What does it take to be successful with multicultural media?
Positive storytelling firmly rooted in a commitment to building the relationship.
As with any relationship, you have to put in the time, and you have to listen. At TVA, we have learned this lesson through building longstanding relationships with trusted media outlets delivering news in over 20 languages throughout the Pacific Northwest.
Relationship building cannot be skipped or rushed—not if you want results
You must invest in getting to know each outlet and the types of stories that are relevant to each community. What do people care about? What is affecting them? Who do they trust? “Positive storytelling” is critical.
Marginalized communities are all too accustomed to traditional media painting them in a negative light. At worst, they are portrayed as criminals and freeloaders, and at best, as rare exceptions to those rules. Is it any wonder that multicultural media outlets are hungry for stories that shine a positive light on their audience without tokenizing them?
How will you “do multicultural media” in practice?
Learn, connect, relate, compensate, and manage expectations.
If you want to take an equity-driven, relationship-based approach to building multicultural media relationships, here’s what to expect:
Get to know the various editorial styles, story formats, and subject matter relevant to each media outlet and their surrounding communities.
Multicultural media partners appreciate interviews that uncover how a story directly impacts and benefits their community. At TVA, we highlight how our client’s stories, company news, events, or services are relevant to the audience and culturally appropriate.
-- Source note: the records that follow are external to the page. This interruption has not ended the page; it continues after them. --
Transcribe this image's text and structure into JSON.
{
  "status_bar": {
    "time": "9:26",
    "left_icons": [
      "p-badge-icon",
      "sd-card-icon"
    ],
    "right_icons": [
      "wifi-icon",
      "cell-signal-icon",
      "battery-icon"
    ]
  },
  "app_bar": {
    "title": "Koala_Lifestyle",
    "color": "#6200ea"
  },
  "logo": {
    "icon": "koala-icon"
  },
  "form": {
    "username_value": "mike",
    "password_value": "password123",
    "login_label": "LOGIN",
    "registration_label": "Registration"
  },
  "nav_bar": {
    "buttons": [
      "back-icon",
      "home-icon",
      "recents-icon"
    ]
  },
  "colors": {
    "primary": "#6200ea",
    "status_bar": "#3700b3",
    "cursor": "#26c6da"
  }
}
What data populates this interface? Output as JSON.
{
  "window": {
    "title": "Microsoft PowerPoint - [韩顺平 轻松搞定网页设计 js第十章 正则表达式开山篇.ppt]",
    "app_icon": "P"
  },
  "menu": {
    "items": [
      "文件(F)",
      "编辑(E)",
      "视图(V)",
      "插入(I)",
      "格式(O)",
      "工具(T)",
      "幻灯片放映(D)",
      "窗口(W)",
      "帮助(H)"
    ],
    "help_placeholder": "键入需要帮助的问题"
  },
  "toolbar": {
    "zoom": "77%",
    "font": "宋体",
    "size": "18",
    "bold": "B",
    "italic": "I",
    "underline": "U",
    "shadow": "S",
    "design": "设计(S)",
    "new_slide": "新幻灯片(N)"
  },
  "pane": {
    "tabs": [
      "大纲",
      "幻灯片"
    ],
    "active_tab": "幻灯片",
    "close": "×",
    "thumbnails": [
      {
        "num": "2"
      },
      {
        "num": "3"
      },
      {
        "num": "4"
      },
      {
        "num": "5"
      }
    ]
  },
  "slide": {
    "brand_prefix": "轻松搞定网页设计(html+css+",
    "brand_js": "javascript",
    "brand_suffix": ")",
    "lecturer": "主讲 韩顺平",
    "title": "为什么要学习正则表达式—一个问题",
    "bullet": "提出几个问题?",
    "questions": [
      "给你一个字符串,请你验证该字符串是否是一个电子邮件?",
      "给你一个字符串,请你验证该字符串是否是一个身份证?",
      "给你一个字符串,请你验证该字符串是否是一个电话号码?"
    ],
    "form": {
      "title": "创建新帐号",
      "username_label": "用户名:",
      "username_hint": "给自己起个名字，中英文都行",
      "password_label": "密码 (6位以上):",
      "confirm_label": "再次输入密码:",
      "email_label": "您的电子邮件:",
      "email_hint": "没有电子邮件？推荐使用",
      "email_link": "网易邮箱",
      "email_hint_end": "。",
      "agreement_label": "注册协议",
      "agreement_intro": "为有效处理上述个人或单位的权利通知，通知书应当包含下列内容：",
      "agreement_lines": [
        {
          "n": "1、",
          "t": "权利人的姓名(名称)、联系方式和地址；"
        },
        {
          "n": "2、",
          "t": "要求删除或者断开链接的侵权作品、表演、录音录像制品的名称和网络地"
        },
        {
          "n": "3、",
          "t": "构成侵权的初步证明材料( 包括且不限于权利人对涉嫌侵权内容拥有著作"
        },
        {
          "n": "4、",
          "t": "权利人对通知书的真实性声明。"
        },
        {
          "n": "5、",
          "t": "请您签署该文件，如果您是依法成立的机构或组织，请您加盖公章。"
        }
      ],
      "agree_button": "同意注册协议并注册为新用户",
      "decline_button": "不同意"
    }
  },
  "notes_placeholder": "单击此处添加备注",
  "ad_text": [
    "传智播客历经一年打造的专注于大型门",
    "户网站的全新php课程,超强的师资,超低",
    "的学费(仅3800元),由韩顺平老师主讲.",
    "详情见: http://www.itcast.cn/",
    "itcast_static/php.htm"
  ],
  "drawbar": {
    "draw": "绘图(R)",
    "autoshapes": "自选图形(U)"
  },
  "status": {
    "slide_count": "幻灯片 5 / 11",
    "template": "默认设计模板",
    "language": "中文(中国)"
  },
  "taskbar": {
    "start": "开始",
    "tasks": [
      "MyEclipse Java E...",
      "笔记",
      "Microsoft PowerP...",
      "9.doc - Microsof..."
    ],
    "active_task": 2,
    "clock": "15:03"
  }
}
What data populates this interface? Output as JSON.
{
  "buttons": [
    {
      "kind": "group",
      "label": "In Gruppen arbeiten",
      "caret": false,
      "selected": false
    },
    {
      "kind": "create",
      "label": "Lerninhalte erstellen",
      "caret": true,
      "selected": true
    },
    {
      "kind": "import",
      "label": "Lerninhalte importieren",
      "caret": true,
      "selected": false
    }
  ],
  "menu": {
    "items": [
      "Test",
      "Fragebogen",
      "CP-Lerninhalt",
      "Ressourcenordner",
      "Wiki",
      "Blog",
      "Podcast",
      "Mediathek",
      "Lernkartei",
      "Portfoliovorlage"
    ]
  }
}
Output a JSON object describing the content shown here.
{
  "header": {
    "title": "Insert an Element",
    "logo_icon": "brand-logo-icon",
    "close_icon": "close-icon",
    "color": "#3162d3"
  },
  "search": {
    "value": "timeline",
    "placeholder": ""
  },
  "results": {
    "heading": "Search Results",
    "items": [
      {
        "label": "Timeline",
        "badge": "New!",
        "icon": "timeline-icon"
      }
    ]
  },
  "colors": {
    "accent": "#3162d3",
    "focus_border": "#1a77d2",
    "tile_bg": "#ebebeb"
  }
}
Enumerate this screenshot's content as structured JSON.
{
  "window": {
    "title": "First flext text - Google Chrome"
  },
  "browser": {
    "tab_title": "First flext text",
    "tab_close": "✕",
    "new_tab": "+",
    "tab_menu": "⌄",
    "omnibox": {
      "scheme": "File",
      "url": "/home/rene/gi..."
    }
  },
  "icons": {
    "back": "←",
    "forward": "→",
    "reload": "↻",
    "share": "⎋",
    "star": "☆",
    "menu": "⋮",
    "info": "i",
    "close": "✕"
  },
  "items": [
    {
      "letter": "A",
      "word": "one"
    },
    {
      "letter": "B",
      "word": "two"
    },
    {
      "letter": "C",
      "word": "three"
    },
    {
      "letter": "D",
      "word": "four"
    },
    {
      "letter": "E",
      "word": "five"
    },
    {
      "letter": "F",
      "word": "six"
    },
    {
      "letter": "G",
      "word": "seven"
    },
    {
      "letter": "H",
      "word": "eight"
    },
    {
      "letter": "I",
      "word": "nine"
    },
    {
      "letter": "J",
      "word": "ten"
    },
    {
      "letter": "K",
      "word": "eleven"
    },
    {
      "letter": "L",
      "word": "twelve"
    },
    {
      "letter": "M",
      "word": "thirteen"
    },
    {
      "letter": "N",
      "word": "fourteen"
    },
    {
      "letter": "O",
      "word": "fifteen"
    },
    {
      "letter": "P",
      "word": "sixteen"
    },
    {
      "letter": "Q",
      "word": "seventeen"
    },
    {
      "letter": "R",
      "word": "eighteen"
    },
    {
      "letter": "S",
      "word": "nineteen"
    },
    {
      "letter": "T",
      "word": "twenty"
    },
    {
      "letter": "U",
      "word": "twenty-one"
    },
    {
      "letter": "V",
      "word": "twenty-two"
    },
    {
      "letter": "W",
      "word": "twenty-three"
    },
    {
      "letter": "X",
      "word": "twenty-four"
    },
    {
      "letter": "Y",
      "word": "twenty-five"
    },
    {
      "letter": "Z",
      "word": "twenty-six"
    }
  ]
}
Devote time and energy into meeting each media outlet team in person. It may seem obvious, but you’ll have more success pitching stories to people who know and trust you. At TVA, we push our clients to make deeper connections to help them understand community members’ perspectives.
3. Be human
The best storytelling is created through open and candid conversation. What your organization does is important to you, but until you sit down and have an honest, two-way conversation, you can’t know if and how it’s important to others. We can help prepare you through spokesperson development, media training, key message point creation, and interview briefings. We can also help you create accessible media materials—ones that transform jargon into “speaking human” and transcreate information into other languages.
4. Compensate equitably
Multicultural media outlets often distribute news for free, with an income based entirely on advertising dollars. Most people at multicultural outlets are used to being underpaid and overworked.
Frankly, if you want to engage with them, you should think about whether you are going to perpetuate that reality or join us in changing it. At TVA, we advocate for our community media partners, ensuring they understand the value of their demanding work and the importance of their role as the bridge to community.
5. Manage expectations
Small media outlet staff often juggle production, writing, editing, posting, and long on-air hours every day. Think twice before you make a last-minute request for their attendance at a press conference across town. With small, scrappy teams, a real-time (aka, last minute) press release postings or custom article may not be feasible. At TVA, we can help you understand editorial processes and timelines and develop best practices for multicultural media.